Segment Start: Data
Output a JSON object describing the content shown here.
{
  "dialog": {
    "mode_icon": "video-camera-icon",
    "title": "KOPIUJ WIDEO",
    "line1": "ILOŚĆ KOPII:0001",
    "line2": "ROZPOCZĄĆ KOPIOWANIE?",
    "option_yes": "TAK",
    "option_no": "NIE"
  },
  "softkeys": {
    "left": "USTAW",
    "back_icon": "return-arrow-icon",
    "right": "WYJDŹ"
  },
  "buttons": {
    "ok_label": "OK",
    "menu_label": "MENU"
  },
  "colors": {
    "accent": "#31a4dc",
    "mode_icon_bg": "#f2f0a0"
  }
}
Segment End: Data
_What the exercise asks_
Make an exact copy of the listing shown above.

_Task output_
Output a JSON object describing the content shown here.
{
  "dialog": {
    "mode_icon": "video-camera-icon",
    "title": "KOPIUJ WIDEO",
    "line1": "ILOŚĆ KOPII:0001",
    "line2": "ROZPOCZĄĆ KOPIOWANIE?",
    "option_yes": "TAK",
    "option_no": "NIE"
  },
  "softkeys": {
    "left": "USTAW",
    "back_icon": "return-arrow-icon",
    "right": "WYJDŹ"
  },
  "buttons": {
    "ok_label": "OK",
    "menu_label": "MENU"
  },
  "colors": {
    "accent": "#31a4dc",
    "mode_icon_bg": "#f2f0a0"
  }
}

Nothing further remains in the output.